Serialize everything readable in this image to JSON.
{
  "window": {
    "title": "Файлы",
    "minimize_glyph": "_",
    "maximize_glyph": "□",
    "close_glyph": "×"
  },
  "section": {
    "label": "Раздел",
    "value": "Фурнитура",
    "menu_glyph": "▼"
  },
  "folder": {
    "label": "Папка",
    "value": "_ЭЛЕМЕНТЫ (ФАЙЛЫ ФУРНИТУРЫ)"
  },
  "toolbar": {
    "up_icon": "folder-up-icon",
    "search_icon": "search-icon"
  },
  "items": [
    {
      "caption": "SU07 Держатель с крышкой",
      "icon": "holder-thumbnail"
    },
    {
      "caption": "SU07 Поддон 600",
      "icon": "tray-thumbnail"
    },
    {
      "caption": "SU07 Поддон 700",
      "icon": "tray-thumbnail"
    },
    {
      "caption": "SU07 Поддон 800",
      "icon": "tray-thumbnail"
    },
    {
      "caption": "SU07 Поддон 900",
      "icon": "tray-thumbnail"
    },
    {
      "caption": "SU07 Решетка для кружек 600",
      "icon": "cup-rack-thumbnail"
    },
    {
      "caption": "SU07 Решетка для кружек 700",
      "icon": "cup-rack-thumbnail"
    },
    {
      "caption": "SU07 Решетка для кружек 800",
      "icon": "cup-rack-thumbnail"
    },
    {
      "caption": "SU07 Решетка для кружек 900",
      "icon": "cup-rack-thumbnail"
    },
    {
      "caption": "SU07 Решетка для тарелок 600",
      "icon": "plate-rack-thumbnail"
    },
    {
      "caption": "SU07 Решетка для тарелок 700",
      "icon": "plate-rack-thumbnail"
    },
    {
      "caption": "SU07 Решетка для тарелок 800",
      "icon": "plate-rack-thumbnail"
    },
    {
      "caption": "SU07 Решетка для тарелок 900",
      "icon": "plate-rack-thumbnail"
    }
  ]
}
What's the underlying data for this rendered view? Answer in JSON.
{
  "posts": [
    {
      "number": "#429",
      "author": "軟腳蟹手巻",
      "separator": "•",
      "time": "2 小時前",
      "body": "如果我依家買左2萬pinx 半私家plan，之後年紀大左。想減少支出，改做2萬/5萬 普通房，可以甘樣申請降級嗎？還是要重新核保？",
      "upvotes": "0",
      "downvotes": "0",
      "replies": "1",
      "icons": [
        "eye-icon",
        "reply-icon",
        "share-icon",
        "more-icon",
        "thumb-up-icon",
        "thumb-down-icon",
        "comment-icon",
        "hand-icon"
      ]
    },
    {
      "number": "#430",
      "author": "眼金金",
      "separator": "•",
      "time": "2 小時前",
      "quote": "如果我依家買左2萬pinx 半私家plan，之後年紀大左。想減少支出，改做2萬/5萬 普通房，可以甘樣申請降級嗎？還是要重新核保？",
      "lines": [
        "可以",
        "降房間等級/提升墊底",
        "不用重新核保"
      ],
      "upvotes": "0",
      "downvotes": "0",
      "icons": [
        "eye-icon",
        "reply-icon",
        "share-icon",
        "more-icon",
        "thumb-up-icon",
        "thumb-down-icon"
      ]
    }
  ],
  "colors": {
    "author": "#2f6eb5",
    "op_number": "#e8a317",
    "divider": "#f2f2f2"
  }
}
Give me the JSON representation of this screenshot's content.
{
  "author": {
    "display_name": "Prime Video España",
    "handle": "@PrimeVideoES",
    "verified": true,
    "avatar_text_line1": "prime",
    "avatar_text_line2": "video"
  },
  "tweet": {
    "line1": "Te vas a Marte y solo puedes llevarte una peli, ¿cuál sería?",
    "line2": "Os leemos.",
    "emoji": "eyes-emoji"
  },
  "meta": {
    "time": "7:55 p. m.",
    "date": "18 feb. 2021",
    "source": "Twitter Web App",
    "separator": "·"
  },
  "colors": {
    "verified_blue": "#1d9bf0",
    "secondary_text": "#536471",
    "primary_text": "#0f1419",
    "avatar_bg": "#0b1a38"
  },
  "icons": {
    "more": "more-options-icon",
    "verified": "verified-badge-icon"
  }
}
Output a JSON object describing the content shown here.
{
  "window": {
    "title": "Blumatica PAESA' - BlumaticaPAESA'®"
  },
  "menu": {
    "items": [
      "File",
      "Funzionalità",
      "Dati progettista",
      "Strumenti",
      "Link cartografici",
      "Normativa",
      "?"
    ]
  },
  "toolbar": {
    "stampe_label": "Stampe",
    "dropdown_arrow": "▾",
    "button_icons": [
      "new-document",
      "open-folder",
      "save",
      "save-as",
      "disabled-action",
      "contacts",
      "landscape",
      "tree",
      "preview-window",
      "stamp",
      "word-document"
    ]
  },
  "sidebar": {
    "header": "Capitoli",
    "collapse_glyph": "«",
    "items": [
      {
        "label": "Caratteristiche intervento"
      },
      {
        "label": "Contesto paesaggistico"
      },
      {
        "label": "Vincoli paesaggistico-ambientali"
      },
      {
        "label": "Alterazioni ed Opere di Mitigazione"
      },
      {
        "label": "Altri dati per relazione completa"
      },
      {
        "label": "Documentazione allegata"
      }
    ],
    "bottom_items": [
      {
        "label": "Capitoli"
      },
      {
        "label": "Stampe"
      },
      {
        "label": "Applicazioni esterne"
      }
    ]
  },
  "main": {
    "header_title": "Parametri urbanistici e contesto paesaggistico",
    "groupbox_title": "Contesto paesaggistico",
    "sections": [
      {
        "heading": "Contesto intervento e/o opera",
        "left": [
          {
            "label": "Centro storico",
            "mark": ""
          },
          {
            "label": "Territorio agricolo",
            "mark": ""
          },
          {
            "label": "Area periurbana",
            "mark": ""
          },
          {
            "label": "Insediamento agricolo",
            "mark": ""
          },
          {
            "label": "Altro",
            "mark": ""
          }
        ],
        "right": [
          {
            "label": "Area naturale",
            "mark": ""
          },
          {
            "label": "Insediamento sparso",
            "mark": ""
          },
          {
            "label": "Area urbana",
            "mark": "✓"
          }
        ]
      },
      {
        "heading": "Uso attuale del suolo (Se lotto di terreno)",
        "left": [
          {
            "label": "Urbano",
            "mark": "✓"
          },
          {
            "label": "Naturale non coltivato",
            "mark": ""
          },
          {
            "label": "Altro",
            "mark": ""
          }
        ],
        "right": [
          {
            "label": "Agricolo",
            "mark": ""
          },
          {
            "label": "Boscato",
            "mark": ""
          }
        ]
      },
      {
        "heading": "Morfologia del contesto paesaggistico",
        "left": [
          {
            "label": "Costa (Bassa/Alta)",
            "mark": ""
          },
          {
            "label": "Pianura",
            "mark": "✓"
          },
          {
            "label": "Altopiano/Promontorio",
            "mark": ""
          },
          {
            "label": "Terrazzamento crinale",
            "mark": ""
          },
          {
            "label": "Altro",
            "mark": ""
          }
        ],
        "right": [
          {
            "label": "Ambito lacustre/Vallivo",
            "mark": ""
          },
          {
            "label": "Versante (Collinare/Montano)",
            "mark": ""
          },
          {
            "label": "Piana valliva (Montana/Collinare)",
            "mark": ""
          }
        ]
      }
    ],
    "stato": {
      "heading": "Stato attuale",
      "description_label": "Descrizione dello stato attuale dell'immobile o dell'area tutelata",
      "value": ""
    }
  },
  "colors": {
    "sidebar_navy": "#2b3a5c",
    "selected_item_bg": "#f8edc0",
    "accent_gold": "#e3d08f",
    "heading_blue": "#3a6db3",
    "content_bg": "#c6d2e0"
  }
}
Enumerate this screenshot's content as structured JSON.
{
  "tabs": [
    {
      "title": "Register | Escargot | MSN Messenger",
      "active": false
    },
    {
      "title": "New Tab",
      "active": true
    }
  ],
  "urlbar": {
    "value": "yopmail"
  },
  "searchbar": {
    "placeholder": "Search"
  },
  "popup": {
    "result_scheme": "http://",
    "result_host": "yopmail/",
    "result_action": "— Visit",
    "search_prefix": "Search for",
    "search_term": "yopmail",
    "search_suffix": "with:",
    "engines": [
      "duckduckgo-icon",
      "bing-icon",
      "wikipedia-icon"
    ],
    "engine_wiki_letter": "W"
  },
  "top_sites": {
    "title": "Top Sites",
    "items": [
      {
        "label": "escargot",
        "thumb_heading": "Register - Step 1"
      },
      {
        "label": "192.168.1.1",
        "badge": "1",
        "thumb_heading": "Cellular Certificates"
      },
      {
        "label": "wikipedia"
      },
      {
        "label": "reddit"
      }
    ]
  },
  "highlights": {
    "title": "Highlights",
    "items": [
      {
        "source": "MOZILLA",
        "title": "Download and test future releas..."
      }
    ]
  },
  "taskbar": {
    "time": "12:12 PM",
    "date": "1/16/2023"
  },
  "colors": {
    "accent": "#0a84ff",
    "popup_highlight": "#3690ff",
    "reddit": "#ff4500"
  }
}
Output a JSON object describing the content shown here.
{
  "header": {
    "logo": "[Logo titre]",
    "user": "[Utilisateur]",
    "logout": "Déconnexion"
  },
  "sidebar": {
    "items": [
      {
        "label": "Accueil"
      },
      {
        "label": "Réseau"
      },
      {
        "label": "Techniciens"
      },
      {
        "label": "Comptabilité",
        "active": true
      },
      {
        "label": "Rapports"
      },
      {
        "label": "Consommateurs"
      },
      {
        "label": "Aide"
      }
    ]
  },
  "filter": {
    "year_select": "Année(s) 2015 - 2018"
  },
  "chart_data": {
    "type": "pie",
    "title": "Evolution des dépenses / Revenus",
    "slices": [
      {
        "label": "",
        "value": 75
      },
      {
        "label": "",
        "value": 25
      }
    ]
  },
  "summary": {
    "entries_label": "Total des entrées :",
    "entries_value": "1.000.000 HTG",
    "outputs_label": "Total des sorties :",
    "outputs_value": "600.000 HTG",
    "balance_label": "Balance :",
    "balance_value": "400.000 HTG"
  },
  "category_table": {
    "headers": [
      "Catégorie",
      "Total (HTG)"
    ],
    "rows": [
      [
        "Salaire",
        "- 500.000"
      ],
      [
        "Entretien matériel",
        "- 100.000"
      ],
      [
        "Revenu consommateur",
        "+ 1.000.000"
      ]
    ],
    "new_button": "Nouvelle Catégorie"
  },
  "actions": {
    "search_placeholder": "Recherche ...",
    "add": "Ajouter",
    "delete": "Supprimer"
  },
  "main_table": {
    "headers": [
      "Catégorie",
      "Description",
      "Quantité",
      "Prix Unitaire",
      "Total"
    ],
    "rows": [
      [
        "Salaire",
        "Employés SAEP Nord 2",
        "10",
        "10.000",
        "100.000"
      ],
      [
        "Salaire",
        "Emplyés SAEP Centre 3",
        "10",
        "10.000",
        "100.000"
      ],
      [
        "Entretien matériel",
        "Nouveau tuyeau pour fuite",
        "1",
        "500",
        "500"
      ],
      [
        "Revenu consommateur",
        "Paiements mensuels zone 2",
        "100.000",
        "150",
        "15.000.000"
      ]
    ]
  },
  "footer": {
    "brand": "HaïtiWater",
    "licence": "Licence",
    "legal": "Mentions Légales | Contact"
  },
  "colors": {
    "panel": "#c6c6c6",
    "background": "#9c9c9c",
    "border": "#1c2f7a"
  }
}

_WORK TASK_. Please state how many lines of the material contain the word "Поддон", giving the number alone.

_ANSWER FOR THE TASK_. 4